jah31669-fig-0002: Kaplan–Meier cumulative incidence estimates of HF according to age at menopause, ARIC, 1987 to 2012. Log‐rank test P=0.001. ARIC indicates Atherosclerosis Risk In Communities; HF, heart failure.
Mentions: During a median follow‐up of 21.4 years, 965 incident HF events and 755 CHD events occurred. The incidence of HF according to age at menopause of <45, 45 to 49, 50 to 54, and ≥55 years was 10.7, 8.5, 7.3, and 10.7 events per 1000 person‐years, respectively (Table 2); corresponding estimates for CHD were 15.5, 13.8, 11.1, and 13.3 events per 1000 person‐years, respectively. In Kaplan–Meier cumulative incidence analysis, a younger age at menopause was significantly associated with higher incidence of HF (Figure 2). Compared with women who reached menopause at age 50 to 54 years, the HRs for incident HF were 1.38, 1.16, and 1.08 for women who reached menopause at age <45, 45 to 49, and ≥55 years, respectively (Table 2). Additional adjustment for reproductive health factors and interim CHD did not significantly alter the observed associations with the HRs for incident HF, observed to be 1.32, 1.17, and 1.12 for women who reached menopause at age <45, 45 to 49, and ≥55 years, respectively, compared with women who reached menopause at age 50 to 54 years.

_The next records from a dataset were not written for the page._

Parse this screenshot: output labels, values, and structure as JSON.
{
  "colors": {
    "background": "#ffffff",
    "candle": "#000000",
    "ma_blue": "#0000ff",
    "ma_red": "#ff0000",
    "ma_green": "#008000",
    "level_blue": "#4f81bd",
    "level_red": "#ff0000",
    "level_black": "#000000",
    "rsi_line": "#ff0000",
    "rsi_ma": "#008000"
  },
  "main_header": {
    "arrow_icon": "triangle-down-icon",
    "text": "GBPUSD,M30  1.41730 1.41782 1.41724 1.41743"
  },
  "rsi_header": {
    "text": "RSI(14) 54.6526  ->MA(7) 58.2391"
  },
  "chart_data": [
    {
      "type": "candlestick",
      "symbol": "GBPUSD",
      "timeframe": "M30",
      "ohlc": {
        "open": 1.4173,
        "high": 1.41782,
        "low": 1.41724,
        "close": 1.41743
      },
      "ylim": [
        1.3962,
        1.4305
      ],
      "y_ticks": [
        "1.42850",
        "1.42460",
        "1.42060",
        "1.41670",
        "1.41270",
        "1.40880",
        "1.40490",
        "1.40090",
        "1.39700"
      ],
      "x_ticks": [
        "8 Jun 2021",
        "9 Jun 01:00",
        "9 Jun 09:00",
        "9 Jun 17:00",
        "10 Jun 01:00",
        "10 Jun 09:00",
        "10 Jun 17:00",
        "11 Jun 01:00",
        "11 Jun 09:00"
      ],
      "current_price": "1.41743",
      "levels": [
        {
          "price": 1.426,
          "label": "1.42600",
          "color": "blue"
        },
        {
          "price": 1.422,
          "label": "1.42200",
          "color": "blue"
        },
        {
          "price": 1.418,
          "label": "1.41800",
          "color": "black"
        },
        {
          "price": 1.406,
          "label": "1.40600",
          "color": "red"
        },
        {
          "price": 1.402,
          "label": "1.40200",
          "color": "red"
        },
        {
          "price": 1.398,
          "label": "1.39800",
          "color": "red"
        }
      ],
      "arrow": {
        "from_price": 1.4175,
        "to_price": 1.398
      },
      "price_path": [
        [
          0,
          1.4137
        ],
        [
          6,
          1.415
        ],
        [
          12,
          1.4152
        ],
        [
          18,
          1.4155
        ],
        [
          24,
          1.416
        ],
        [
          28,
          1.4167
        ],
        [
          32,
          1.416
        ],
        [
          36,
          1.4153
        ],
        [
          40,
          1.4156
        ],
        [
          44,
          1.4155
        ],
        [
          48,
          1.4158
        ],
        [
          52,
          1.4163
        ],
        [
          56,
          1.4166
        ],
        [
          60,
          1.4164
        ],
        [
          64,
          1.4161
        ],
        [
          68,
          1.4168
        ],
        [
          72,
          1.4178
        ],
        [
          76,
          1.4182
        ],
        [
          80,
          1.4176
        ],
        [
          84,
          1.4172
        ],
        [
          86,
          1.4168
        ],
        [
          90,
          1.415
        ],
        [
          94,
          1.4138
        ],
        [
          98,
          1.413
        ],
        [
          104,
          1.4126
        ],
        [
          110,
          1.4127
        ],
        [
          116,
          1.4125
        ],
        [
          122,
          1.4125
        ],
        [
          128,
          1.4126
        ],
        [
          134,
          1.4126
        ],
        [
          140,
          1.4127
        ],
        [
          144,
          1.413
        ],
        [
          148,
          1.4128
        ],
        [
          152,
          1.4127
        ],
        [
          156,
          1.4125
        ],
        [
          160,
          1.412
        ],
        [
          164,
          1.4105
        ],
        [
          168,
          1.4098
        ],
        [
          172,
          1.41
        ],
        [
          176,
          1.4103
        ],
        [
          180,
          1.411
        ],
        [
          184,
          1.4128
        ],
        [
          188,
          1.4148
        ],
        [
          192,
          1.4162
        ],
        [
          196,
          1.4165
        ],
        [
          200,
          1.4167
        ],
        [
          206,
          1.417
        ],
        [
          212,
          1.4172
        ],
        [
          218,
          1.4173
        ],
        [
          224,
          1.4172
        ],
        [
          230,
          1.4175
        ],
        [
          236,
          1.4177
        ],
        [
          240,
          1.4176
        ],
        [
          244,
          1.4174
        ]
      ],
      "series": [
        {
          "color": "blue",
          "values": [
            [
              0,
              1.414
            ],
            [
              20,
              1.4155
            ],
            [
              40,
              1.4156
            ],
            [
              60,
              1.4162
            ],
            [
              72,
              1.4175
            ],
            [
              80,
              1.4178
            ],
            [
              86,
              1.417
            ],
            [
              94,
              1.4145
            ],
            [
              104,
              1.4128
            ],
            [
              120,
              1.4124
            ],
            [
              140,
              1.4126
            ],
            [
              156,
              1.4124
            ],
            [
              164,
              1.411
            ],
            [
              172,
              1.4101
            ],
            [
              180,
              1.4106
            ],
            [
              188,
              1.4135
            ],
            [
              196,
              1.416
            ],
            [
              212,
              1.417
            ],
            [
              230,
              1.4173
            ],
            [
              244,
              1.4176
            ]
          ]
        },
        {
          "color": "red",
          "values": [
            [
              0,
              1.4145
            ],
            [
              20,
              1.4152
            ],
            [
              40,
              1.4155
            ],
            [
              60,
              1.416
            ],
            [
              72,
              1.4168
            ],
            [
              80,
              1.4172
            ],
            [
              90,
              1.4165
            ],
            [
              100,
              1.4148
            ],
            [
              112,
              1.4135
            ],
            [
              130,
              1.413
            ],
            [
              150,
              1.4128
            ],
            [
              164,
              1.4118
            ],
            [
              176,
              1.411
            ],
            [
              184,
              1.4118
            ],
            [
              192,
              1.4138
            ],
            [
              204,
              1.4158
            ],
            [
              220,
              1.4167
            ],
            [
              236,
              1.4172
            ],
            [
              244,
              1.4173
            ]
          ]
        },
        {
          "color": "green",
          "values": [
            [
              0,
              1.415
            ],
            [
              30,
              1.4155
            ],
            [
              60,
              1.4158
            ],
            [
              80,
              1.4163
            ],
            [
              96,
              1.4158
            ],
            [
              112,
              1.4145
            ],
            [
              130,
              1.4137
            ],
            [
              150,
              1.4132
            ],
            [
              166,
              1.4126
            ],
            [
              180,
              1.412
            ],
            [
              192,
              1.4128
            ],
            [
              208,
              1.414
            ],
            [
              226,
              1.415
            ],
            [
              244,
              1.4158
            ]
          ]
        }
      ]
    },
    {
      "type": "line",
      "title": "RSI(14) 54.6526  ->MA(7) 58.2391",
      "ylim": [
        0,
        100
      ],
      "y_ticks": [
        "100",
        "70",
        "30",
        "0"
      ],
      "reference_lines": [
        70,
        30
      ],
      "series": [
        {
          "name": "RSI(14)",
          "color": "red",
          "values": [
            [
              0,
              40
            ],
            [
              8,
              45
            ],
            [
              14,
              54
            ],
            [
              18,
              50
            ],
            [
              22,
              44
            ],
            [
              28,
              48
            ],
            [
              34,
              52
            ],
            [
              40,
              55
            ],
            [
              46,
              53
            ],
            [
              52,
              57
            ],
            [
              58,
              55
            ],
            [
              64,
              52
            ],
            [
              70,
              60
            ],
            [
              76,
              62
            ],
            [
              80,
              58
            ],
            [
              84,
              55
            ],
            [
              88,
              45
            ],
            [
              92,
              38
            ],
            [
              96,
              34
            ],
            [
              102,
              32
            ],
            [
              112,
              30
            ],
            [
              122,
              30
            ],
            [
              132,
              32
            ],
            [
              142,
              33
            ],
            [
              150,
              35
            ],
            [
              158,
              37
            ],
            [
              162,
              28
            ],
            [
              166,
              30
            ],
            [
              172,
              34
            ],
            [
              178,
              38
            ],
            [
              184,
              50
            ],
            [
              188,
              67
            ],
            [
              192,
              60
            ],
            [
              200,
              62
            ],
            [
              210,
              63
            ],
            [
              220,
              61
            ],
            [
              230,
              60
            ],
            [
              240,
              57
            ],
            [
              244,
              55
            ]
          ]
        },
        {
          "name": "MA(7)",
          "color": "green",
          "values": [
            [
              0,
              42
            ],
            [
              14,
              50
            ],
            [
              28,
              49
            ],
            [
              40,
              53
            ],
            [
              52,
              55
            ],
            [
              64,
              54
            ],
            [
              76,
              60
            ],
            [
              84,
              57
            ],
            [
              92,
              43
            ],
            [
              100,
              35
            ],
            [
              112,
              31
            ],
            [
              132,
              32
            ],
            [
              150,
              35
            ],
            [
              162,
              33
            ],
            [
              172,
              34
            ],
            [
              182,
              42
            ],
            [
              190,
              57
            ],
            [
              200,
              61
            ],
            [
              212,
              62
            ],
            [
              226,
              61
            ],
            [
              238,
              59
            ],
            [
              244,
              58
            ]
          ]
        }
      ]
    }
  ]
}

A 1‐year increment in age at menopause was not significantly inversely associated with the incidence of HF (HR 0.99, 95% CI 0.98–1.00, P=0.16). No statistically significant (P>0.05) 2‐way interactions of age at menopause with race, smoking status, BMI, waist circumference, systolic blood pressure, diabetes mellitus, hormone therapy use, or type of menopause were identified.

View Article: PubMed Central - PubMed

ABSTRACT

Background: Early age (&lt;45&nbsp;years) at menopause has been postulated to be associated with increased cardiovascular disease risk; however, evidence of its relation with heart failure (HF) incidence is limited. We examined whether age at menopause is associated inversely with HF incidence in the Atherosclerosis Risk In Communities (ARIC) study and summarized all existing data in a meta&#8208;analysis.

Methods and results: In ARIC, data were obtained from 5629 postmenopausal women (mean age 56&nbsp;years, 26% with bilateral oophorectomy) without HF. During a median follow&#8208;up of 21.4&nbsp;years, 965 incident HF events occurred. In a Cox regression model adjusted for reproductive health and HF risk factors, the hazard ratios for incident HF across categories of age at menopause (&lt;45, 45&ndash;49, 50&ndash;54, and &ge;55&nbsp;years) were 1.32, 1.17, 1.00 (referent), and 1.12, respectively. Compared with women with later onset of menopause (aged &ge;45&nbsp;years), those with early menopause had elevated HF risk (hazard ratio 1.20, 95% CI 1.01&ndash;1.43). For the meta&#8208;analysis, we searched Medline and Embase for articles published through December 2015 that prospectively evaluated age at menopause and HF risk. Summarized estimates from the 3 included studies (3568 events) showed higher HF risk among women with early menopause compared with those with later menopause (hazard ratio 1.33, 95% CI 1.15&ndash;1.53).

Conclusions: These results provided evidence that early age at menopause is associated with a modestly greater risk of HF. Identification of women with early menopause offers a window of opportunity to implement interventions that will improve overall cardiovascular health during the postmenopausal years.

No MeSH data available.


Related in: MedlinePlus